By Niranjali Amerasinghe
Following the UN climate talks in Durban can be a tedious business. Even for a conference junkie like me. There are times when the discussions get so mired in petty political bargaining that it’s hard to keep the bigger picture in mind. People seem to forget why they’re actually there: to find a solution to the biggest environmental threat ever faced by humanity. This involves making significant changes to the status quo, like transitioning away from fossil fuels to cleaner sources of energy. There is no way we will limit global warming to 1.5oC degrees Celsius (a level above which impacts from climate change are expected to be radically more extreme) if governments continue to pander to the special interests of the fossil fuels industry.
Take South Africa, the host of this year’s UN climate conference. Last year, the World Bank approved a $3.75 billion loan to Eskom Holdings through the South African Government, of which $3 billion was for a 4,800 MW coal plant in Lehphalale. The project is under investigation by the Inspection Panel, the Bank’s accountability mechanism, due to concerns raised by communities. South Africa is constructing another 4,800 MW coal plant in Delmas, known as the Kusile Power Station. These two coal plants will be among the largest in Africa, and the world. And there are already several coal plants in South Africa that emit vast quantities of green house gases (GHGs) and other substances, which cause irreparable harm to the environment and human health. Also, let’s not forget that South Africa is among the top GHG emitters of the developing world, along with Brazil, China, and India. Building new coal plants will only exacerbate the environmental and social problems in this context. While energy access for the poor is a legitimate policy priority, there are cleaner alternatives. Moreover, the bulk of energy produced by these plants feed into industry instead of benefiting vulnerable peoples. A recent report by WWF demonstrates the dire situation of water contamination from coal mining and plant operations, as well as related water scarcity issues in South Africa. And a report by Greenpeace shows how bad South Africa’s addiction to coal really is. In fact, at a South African press briefing at Durban, reporters raised this report, questioning whether the Government adequately considered the environmental and health costs associated with Kusile. The response was far from satisfactory and little more than “we’re looking into it.”
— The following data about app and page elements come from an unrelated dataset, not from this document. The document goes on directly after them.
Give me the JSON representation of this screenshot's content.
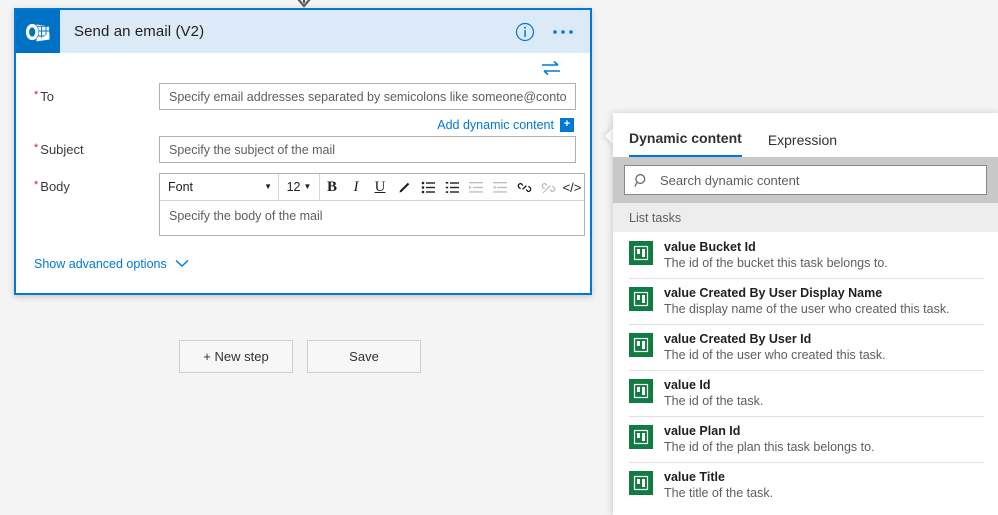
{
  "connector": {
    "arrow_icon": "chevron-down-arrow-icon"
  },
  "card": {
    "title": "Send an email (V2)",
    "app_icon": "outlook-icon",
    "info_icon": "info-circle-icon",
    "more_icon": "ellipsis-icon",
    "swap_icon": "swap-arrows-icon",
    "fields": [
      {
        "label": "To",
        "required": true,
        "placeholder": "Specify email addresses separated by semicolons like someone@contoso.com"
      },
      {
        "label": "Subject",
        "required": true,
        "placeholder": "Specify the subject of the mail"
      },
      {
        "label": "Body",
        "required": true,
        "placeholder": "Specify the body of the mail"
      }
    ],
    "add_dynamic_content": {
      "label": "Add dynamic content",
      "badge": "+",
      "badge_icon": "add-plus-icon"
    },
    "editor": {
      "font_label": "Font",
      "font_caret_icon": "chevron-down-icon",
      "size_label": "12",
      "size_caret_icon": "chevron-down-icon",
      "buttons": [
        {
          "name": "bold-icon",
          "glyph": "B",
          "disabled": false
        },
        {
          "name": "italic-icon",
          "glyph": "I",
          "disabled": false
        },
        {
          "name": "underline-icon",
          "glyph": "U",
          "disabled": false
        },
        {
          "name": "text-color-pen-icon",
          "glyph": "",
          "disabled": false
        },
        {
          "name": "bulleted-list-icon",
          "glyph": "",
          "disabled": false
        },
        {
          "name": "numbered-list-icon",
          "glyph": "",
          "disabled": false
        },
        {
          "name": "decrease-indent-icon",
          "glyph": "",
          "disabled": true
        },
        {
          "name": "increase-indent-icon",
          "glyph": "",
          "disabled": true
        },
        {
          "name": "insert-link-icon",
          "glyph": "",
          "disabled": false
        },
        {
          "name": "remove-link-icon",
          "glyph": "",
          "disabled": true
        },
        {
          "name": "code-view-icon",
          "glyph": "</>",
          "disabled": false
        }
      ]
    },
    "show_advanced": {
      "label": "Show advanced options",
      "chevron_icon": "chevron-down-icon"
    }
  },
  "actions": {
    "new_step_label": "+ New step",
    "save_label": "Save"
  },
  "dynamic_panel": {
    "tabs": [
      {
        "label": "Dynamic content",
        "active": true
      },
      {
        "label": "Expression",
        "active": false
      }
    ],
    "search": {
      "placeholder": "Search dynamic content",
      "value": "",
      "icon": "search-icon"
    },
    "group_header": "List tasks",
    "items": [
      {
        "title": "value Bucket Id",
        "description": "The id of the bucket this task belongs to.",
        "icon": "planner-icon"
      },
      {
        "title": "value Created By User Display Name",
        "description": "The display name of the user who created this task.",
        "icon": "planner-icon"
      },
      {
        "title": "value Created By User Id",
        "description": "The id of the user who created this task.",
        "icon": "planner-icon"
      },
      {
        "title": "value Id",
        "description": "The id of the task.",
        "icon": "planner-icon"
      },
      {
        "title": "value Plan Id",
        "description": "The id of the plan this task belongs to.",
        "icon": "planner-icon"
      },
      {
        "title": "value Title",
        "description": "The title of the task.",
        "icon": "planner-icon"
      }
    ]
  },
  "colors": {
    "accent": "#0078d4",
    "outlook_blue": "#0072c6",
    "planner_green": "#107c41",
    "required_red": "#e81123",
    "page_bg": "#f4f4f4"
  }
}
South Africa isn’t the only nation with a coal addiction. There are plenty of countries, both developed and developing, who have vested interests in continuing to exploit fossil fuels – the concerns of the fossil fuel industry certainly don’t seem to be underrepresented at the climate negotiations. Discussions on increasing “ambition” (the language negotiators use when discussion targets) to reduce emissions are going from bad to worse, no doubt egged on by these interests. Negotiations on rules for the Clean Development Mechanism, a crediting mechanism under the Kyoto Protocol, seem to be making more and more allowances for technologies that would benefit the fossil fuel industry. Is this really the vision for the future climate regime?
Of course, not everyone has forgotten this radical idea of transitioning from fossil fuels to renewable energy to help save our planet. There’s been quite a bit of good old NGO action in Durban on coal. In the week before the climate talks, a South African NGO, groundWork, organized “Dirty Energy Week,” a conference to examine the problems communities are facing with dirty energy sources in Africa. And last week, in addition to panel called “The Dirty Truth About Coal,” Sierra Club and others hosted a funeral procession for “King Coal” to celebrate successfully defeating over 150 proposed coal plants in the United States. Victories like this don’t come often. It’s a good reminder that when the 99% speak out, they can certainly make a difference.